However, the earth’s average temperature is already over 1.0 degree Celsius above the pre-industrial period.

The Global Annual to Decadal Climate Update, led by the United Kingdom’s Met Office, provides a climate outlook for the next five years, updated annually.

As per the update, the last five-years has been the warmest years on record. While June 2020 was just 0.01 degree Celsius below the record-breaking temperatures of June last year, driven by exceptional heat in Arctic Siberia, May 2020 was the hottest May on record.

WMO further noted that the smallest temperature change are expected in the tropics and in the mid-latitudes of the Southern Hemisphere. Hence, the Arctic is likely to have warmed by more than twice as much as the global mean in 2020 compared to pre-industrial levels (defined as the 1850-1900 average).

As the Arctic heats up, wildfires are breaking out in the area. The exceptional heat saps moisture from the ground across the region’s boreal forests and tundra, creating perfect conditions for wildfires to burn more intensely and far more destructively.

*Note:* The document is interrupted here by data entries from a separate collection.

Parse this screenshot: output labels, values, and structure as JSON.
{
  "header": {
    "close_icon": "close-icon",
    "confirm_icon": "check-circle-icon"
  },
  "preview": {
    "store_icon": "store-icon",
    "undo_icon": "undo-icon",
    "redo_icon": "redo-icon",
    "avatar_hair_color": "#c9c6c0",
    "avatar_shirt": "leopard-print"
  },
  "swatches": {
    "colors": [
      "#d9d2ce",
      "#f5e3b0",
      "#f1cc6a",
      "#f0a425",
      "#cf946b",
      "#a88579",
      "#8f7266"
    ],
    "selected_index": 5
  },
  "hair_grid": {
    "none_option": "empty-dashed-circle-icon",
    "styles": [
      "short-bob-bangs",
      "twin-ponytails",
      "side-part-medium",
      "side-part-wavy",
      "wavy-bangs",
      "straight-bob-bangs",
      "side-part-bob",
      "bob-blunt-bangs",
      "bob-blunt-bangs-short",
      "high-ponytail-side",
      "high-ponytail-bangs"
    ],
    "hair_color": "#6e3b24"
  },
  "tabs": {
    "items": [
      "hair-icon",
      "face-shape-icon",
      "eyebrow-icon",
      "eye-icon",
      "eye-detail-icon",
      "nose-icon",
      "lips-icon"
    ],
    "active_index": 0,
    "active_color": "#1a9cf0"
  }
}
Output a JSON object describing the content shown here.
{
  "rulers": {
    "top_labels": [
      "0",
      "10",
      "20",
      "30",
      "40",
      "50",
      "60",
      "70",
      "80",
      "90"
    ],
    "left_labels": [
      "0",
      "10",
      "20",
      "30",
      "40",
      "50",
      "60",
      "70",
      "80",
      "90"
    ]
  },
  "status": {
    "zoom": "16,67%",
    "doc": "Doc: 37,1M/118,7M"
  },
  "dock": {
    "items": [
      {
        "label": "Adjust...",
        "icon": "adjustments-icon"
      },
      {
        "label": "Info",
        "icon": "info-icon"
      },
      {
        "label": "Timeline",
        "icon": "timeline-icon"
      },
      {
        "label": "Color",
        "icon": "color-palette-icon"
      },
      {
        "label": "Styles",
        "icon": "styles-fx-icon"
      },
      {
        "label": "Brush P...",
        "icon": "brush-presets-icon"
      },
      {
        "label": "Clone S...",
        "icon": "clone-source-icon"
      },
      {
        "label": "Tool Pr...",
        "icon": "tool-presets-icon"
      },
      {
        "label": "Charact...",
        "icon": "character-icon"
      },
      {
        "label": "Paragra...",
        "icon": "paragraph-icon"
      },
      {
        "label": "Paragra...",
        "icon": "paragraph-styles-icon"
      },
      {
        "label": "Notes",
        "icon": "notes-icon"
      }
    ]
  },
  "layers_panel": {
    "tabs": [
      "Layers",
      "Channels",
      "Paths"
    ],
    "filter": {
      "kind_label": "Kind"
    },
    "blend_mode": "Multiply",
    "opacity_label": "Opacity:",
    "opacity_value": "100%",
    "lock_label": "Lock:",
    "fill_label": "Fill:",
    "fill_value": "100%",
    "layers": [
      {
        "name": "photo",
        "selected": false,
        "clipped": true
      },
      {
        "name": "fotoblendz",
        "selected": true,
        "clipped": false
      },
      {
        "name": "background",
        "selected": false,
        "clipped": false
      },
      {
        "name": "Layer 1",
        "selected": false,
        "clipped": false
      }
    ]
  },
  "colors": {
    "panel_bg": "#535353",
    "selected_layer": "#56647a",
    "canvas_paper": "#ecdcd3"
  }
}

Such dense, peaty soil also offers conditions for so-called “zombie fires”, fires that continue to burn underground and then reignite on the surface after a period, which present serious challenges to controlling them.

Therefore, the fires have grave consequences because arctic tundra is a carbon sink, meaning that it absorbs a large amount of carbon dioxide and converts it to the carbon compounds that make up its dense vegetative structure.

So, whenever tundra burns, it releases many magnitudes more carbon emissions than when an ordinary forest burns. It also cannot be restored quickly, as it is an ecosystem that develops over hundreds of years.

This year in June, an estimated total of 59 mega tonnes of carbon dioxide (CO2) were released into the atmosphere – marking the highest estimated emissions in the 18 years of the Copernicus Atmosphere Monitoring Service (CAMS) data.

Niklas Hagelberg, UNEP Climate Change Sub-Coordinator said, “Science is giving us ample advance warning of a global disaster moving directly towards us.”

“And this isn’t new news: records are now being broken almost every consecutive year. What is different this year though, is the experience of living through a global pandemic. COVID-19 is giving us a blunt lesson that we humans depend on the stability of our environment and ecosystems and our success is intertwined with the protection of nature,” Hagelberg added.

Moreover, the COVID-19 pandemic has also affected and raised questions of every system that drives our societies. It presents our greatest opportunity to address climate change, the WMO said.

In climate action’s demand for a fair but rapid global transition to an era of clean, renewable energy, this will take a scale of workers and growth matched only by the scale of the need for jobs and economic stimulus as of today.